What to produce
Copy out the lines below that hold the word "aparece".

--------

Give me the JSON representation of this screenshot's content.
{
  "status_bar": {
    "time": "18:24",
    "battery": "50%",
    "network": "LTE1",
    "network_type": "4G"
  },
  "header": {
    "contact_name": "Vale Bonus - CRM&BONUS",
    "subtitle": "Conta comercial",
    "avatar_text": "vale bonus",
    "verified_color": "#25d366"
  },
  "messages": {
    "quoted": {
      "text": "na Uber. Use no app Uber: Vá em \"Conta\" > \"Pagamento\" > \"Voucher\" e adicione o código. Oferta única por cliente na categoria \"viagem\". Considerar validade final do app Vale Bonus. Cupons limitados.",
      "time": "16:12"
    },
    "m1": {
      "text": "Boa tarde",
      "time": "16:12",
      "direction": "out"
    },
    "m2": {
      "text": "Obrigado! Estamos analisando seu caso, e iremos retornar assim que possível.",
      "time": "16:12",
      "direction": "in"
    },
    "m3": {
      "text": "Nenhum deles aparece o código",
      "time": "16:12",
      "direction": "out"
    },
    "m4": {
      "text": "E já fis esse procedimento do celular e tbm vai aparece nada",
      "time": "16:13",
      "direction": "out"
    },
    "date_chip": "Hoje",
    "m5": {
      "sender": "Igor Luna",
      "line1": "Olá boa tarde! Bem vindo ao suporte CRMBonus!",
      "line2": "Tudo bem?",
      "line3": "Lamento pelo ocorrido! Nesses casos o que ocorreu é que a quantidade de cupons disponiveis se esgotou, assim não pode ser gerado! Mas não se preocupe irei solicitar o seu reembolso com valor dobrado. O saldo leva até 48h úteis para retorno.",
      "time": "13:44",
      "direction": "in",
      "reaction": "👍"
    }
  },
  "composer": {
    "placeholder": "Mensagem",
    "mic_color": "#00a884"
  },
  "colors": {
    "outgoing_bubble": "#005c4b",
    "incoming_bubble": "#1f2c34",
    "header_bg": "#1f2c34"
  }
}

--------

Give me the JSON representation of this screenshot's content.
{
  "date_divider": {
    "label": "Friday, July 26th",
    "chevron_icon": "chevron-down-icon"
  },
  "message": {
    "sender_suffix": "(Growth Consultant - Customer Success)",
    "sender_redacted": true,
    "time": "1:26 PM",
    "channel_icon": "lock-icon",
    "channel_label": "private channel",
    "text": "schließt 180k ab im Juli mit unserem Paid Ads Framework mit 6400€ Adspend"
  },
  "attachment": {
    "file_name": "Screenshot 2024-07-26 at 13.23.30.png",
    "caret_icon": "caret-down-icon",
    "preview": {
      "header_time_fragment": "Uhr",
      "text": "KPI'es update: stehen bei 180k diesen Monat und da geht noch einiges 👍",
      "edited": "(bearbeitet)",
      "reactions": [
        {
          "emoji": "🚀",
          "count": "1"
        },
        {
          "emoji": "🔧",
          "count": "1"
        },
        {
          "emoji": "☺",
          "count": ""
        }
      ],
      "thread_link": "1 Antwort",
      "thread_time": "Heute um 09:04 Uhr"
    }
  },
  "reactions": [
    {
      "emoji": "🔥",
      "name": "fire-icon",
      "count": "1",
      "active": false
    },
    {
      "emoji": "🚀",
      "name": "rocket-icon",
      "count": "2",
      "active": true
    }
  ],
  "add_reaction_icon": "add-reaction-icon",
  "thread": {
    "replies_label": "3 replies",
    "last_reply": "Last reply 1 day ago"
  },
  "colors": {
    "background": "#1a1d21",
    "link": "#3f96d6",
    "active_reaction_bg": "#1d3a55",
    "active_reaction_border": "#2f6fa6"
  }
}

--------

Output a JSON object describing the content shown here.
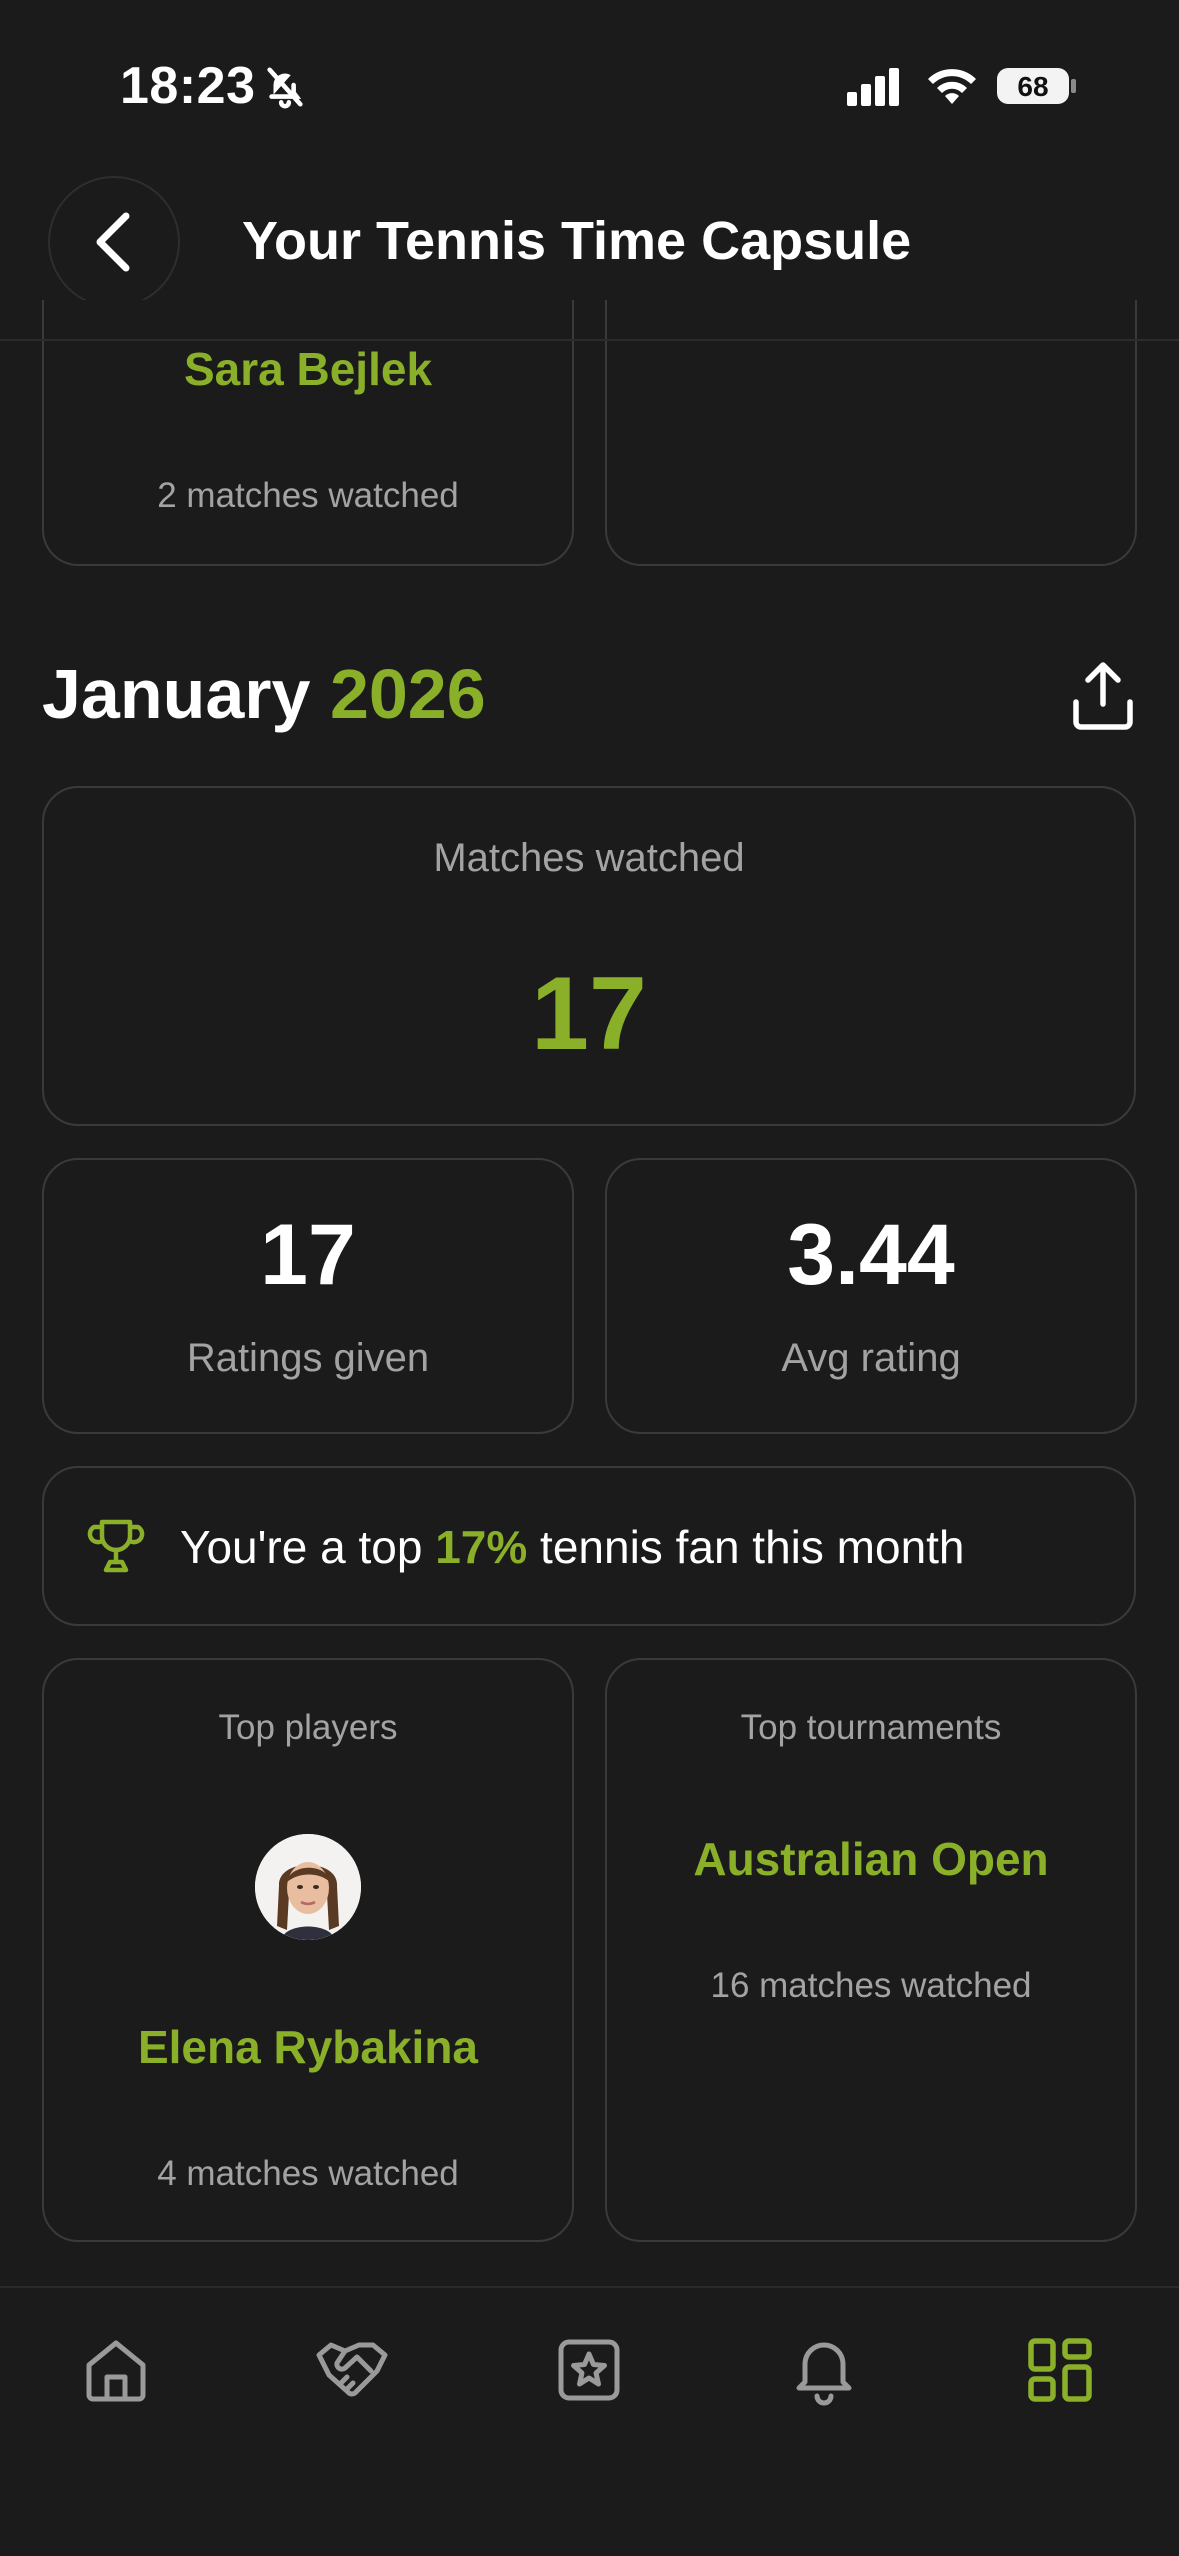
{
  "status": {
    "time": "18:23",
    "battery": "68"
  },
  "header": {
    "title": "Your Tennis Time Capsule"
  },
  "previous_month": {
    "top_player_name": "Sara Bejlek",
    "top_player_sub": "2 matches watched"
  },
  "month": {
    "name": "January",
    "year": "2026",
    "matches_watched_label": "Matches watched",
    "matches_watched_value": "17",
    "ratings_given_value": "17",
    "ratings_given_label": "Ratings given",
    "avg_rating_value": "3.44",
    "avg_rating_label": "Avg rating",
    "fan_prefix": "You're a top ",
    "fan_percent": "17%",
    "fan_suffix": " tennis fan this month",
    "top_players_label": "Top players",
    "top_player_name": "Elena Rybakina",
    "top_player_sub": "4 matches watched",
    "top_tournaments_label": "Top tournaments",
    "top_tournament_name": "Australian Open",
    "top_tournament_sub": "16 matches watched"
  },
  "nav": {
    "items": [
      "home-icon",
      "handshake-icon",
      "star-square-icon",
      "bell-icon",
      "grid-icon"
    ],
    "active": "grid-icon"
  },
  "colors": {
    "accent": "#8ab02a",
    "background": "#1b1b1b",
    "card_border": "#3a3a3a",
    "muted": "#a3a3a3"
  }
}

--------

Response to this exercise
      "text": "Nenhum deles aparece o código",
      "text": "E já fis esse procedimento do celular e tbm vai aparece nada",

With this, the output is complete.